* **Exercise objective**
Would you please write out the records below exactly as they appear?

━━━ Given records

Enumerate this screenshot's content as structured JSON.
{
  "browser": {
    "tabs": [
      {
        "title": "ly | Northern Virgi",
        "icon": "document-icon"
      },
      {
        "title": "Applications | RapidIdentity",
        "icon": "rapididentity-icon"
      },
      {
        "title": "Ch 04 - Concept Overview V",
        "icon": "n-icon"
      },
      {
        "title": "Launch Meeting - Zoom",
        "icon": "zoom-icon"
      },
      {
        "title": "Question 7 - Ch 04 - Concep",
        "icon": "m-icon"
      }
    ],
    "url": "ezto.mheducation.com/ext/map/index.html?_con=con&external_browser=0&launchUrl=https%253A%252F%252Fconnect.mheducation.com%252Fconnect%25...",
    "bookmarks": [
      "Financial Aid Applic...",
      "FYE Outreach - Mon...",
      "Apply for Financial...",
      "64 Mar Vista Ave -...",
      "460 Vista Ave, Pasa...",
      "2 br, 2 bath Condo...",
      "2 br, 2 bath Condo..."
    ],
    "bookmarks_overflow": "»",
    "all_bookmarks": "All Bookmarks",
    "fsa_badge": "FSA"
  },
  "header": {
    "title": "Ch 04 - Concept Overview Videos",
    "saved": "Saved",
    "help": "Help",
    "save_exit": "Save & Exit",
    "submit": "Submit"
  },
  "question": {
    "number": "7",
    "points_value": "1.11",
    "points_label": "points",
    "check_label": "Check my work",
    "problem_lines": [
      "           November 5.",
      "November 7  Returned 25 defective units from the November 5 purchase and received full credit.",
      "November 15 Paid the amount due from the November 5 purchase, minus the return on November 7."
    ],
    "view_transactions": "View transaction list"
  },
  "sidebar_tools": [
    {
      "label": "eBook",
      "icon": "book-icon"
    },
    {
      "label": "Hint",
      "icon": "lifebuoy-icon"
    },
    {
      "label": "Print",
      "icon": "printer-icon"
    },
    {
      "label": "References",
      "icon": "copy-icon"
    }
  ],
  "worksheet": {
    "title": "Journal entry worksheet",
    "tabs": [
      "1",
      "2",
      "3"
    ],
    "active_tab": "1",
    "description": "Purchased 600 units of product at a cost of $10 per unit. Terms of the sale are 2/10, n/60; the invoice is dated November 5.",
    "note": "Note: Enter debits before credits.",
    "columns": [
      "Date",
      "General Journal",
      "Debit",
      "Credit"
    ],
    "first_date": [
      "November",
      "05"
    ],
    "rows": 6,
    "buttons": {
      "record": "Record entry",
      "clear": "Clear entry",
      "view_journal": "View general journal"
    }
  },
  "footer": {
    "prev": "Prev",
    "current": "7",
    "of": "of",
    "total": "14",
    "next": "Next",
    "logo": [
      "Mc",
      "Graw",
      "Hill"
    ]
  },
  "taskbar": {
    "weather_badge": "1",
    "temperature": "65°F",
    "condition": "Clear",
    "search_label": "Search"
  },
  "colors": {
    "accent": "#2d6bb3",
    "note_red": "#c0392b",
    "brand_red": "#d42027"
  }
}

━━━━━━

* **Solution**
Enumerate this screenshot's content as structured JSON.
{
  "browser": {
    "tabs": [
      {
        "title": "ly | Northern Virgi",
        "icon": "document-icon"
      },
      {
        "title": "Applications | RapidIdentity",
        "icon": "rapididentity-icon"
      },
      {
        "title": "Ch 04 - Concept Overview V",
        "icon": "n-icon"
      },
      {
        "title": "Launch Meeting - Zoom",
        "icon": "zoom-icon"
      },
      {
        "title": "Question 7 - Ch 04 - Concep",
        "icon": "m-icon"
      }
    ],
    "url": "ezto.mheducation.com/ext/map/index.html?_con=con&external_browser=0&launchUrl=https%253A%252F%252Fconnect.mheducation.com%252Fconnect%25...",
    "bookmarks": [
      "Financial Aid Applic...",
      "FYE Outreach - Mon...",
      "Apply for Financial...",
      "64 Mar Vista Ave -...",
      "460 Vista Ave, Pasa...",
      "2 br, 2 bath Condo...",
      "2 br, 2 bath Condo..."
    ],
    "bookmarks_overflow": "»",
    "all_bookmarks": "All Bookmarks",
    "fsa_badge": "FSA"
  },
  "header": {
    "title": "Ch 04 - Concept Overview Videos",
    "saved": "Saved",
    "help": "Help",
    "save_exit": "Save & Exit",
    "submit": "Submit"
  },
  "question": {
    "number": "7",
    "points_value": "1.11",
    "points_label": "points",
    "check_label": "Check my work",
    "problem_lines": [
      "           November 5.",
      "November 7  Returned 25 defective units from the November 5 purchase and received full credit.",
      "November 15 Paid the amount due from the November 5 purchase, minus the return on November 7."
    ],
    "view_transactions": "View transaction list"
  },
  "sidebar_tools": [
    {
      "label": "eBook",
      "icon": "book-icon"
    },
    {
      "label": "Hint",
      "icon": "lifebuoy-icon"
    },
    {
      "label": "Print",
      "icon": "printer-icon"
    },
    {
      "label": "References",
      "icon": "copy-icon"
    }
  ],
  "worksheet": {
    "title": "Journal entry worksheet",
    "tabs": [
      "1",
      "2",
      "3"
    ],
    "active_tab": "1",
    "description": "Purchased 600 units of product at a cost of $10 per unit. Terms of the sale are 2/10, n/60; the invoice is dated November 5.",
    "note": "Note: Enter debits before credits.",
    "columns": [
      "Date",
      "General Journal",
      "Debit",
      "Credit"
    ],
    "first_date": [
      "November",
      "05"
    ],
    "rows": 6,
    "buttons": {
      "record": "Record entry",
      "clear": "Clear entry",
      "view_journal": "View general journal"
    }
  },
  "footer": {
    "prev": "Prev",
    "current": "7",
    "of": "of",
    "total": "14",
    "next": "Next",
    "logo": [
      "Mc",
      "Graw",
      "Hill"
    ]
  },
  "taskbar": {
    "weather_badge": "1",
    "temperature": "65°F",
    "condition": "Clear",
    "search_label": "Search"
  },
  "colors": {
    "accent": "#2d6bb3",
    "note_red": "#c0392b",
    "brand_red": "#d42027"
  }
}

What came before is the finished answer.